Employers desire specific and broad knowledge in employees

February, 2010

A new survey shows that in the wake of the economic downturn, employers are looking for employees to have a wider set of skills and higher levels of learning than in the past. The survey conducted by the Association of American Colleges and Universities (AAC&U) found that the majority of employers believe that both broad and major-specific knowledge and skills are needed for career success.

Employers see benefit in an education that helps students acquire both types of knowledge, apply their college learning in real world settings and develop their research and analysis abilities, according to the new research. And 28% of employers also expect to place greater emphasis on hiring four-year college graduates.

HR representatives at a Minnesota Chamber of Commerce eventHR representatives at a Minnesota Chamber of Commerce Grow Minnesota! event, sharing their perspectives on how the recession has changed the job market: (from left) Simon Foster, SpencerStuart; Sue Metcalf, Ecolab and Jan Erickson, Medtronic.

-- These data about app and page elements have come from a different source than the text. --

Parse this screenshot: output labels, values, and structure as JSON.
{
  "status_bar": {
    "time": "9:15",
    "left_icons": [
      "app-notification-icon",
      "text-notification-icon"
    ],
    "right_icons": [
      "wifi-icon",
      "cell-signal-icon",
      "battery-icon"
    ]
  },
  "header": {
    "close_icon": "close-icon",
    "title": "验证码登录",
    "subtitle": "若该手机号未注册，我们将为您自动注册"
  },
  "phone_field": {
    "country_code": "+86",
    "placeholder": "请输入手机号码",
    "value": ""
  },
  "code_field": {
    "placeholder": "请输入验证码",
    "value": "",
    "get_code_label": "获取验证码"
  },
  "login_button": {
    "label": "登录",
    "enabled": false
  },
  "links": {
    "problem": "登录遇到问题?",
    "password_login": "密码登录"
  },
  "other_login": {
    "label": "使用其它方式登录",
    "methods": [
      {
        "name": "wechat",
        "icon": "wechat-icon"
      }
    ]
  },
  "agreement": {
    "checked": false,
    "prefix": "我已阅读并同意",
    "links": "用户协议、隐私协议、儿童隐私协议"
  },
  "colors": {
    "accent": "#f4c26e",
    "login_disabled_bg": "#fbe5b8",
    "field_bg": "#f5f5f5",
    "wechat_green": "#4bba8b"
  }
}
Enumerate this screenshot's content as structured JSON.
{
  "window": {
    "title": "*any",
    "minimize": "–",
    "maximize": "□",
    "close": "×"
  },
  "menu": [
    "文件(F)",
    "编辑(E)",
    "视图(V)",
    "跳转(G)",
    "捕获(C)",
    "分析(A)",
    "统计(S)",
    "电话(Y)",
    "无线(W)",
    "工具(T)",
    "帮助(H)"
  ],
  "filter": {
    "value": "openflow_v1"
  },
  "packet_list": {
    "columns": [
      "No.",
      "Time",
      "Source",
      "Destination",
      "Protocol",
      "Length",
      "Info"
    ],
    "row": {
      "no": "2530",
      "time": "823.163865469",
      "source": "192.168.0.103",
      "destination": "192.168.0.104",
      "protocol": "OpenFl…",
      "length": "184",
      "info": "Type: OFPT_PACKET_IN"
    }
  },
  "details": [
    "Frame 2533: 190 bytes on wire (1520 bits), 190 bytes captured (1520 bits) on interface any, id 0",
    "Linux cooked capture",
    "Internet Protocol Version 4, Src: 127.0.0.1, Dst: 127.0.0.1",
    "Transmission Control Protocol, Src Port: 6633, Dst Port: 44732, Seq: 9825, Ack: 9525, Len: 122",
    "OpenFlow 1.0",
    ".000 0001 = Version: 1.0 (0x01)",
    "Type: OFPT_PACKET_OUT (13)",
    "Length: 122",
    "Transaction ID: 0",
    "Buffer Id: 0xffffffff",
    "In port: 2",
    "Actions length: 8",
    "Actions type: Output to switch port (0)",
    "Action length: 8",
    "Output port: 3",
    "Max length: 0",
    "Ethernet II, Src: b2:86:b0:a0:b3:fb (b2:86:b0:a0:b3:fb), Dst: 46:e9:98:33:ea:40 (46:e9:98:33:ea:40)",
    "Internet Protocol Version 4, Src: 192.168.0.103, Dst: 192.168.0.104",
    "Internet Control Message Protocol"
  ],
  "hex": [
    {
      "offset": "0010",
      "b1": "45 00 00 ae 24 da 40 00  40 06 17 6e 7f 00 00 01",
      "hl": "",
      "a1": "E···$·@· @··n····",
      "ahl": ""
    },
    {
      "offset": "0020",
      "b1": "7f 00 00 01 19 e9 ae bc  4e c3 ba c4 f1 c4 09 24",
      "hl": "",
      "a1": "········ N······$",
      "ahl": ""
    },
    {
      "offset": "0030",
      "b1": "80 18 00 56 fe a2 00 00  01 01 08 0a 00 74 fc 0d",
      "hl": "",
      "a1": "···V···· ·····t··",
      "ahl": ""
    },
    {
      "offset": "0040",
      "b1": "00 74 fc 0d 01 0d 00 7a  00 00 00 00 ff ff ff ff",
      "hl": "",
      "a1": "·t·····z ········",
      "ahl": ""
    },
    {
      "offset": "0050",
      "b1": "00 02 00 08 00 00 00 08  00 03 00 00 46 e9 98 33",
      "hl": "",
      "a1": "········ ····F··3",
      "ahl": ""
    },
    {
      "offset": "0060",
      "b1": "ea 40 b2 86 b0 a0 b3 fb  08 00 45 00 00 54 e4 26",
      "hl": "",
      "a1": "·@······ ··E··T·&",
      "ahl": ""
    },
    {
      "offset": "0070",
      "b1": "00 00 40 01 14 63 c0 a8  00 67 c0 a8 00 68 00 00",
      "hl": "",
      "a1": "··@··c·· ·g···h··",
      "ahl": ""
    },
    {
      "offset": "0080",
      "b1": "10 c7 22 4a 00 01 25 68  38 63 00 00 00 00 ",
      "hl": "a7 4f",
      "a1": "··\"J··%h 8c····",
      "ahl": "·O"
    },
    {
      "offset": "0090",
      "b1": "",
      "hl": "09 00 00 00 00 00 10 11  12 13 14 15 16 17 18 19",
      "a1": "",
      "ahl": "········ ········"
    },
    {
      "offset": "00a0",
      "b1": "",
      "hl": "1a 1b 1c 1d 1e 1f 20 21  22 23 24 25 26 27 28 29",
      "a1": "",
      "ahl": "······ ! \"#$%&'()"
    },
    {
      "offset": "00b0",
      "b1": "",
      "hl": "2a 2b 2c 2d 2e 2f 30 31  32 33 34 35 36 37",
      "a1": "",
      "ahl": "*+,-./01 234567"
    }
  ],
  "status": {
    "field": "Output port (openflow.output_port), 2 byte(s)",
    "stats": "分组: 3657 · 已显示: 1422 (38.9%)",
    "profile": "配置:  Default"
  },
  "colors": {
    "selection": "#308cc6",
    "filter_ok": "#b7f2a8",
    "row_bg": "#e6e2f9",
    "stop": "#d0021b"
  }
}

Helping students gain broad knowledge, develop critical thinking skills and have real-world experiences are hallmarks of students' experience at the small, liberal arts colleges and universities that make up Minnesota's Private Colleges. For this story, we talked with business leaders from Medtronic — the Minneapolis-based, Fortune 500 medical technology company — and the Minnesota Chamber of Commerce. Both confirmed that they value these qualities. They shared other traits employers look for — and what they'll need in the future.

Agile learners wanted
"We look for people who have been exposed to a broad way of thinking and who can view things from different angles and perspectives," said Paul Erdahl, vice president of global leadership and talent development at Medtronic. He noted that a bachelor's degree is required for many roles these days and many Medtronic positions require an advanced degree. Candidates who stand out have had varied experiences, they've stretched themselves, taken on leadership roles, understand the diversity of the world and bring energy and ideas, Erdahl said.

The company also looks for people who have learning agility. "We will need a workforce invested in continual learning, with people who can grow on the job," Erdahl said. "Our mindset is to hire people who have potential for the future."

Erdahl predicts that jobs will be different in five years: "people don't even know what job they'll be doing then." Medtronic will need people with broad and transferable skills as well people with specialized skills and disciplines, Erdahl said.

Standout candidates
There are some differentiators that help determine which candidates will best fit Medtronic's needs, according to Amy Wilson, director of corporate human resources at Medtronic. "We look for candidates who are self-aware, who have a passion for our work, and who fit our mission-driven culture."

Wilson said the differences become apparent in de-briefing sessions following candidate interviews. "Although many candidates have impressive résumés, how they achieve their results can be a significant differentiator.  Our leaders tend to steer away from candidates with a sense of entitlement, instead selecting those who are more humble, collaborative, and relationship-oriented.  The understanding that Medtronic's mission is larger than any single individual contributes to the success of these candidates."

Things are changing, Erdahl confirmed. "Medtronic employees will need to be adaptive and responsive; a liberal arts background does help prepare people for this."

Versatility the key
Bill Blazar, senior vice president for the Minnesota Chamber of Commerce, acknowledged that the workforce is changing for small and mid-sized employers too. "For future hires, they'll be looking for people with more versatility," he said.

Although major-specific skills are important, employers want to hire individuals who are flexible and creative, Blazar said. "They have to be well-rounded, curious, good problem-solvers and able to handle a variety of situations — this goes to the heart of a liberal arts education."

Many jobs are permanently gone because of the 2008-2009 recession, Blazar believes. In their place he foresees a lot of new small business enterprises being created that will offer great opportunities for recent college graduates. "They might have to temper their salary expectations, but they will get more responsibility quicker than they would at a larger firm," he said.

A recent conversation Blazar had with a manager at a mid-sized manufacturing company illustrated the shift toward more well-rounded employees. "This guy was looking for a project design engineer. He told me he talked to graduates from large engineering schools and wasn't satisfied. When he turned to a smaller college, he found candidates who had engineering knowledge and were creative and practical — they could design things that could actually be built."

Learning outcomes matter
Employers who responded to the AAC&U survey are looking to colleges and universities to produce graduates equipped to deal with an increasingly complex workplace. They called for an emphasis on these outcomes:

  • Knowledge of human cultures and the physical and natural world
  • Intellectual and practical skills
  • Personal and social responsibility
  • Integrative learning

Find out more about liberal arts education. Read more about the research.

Related Topics: Career value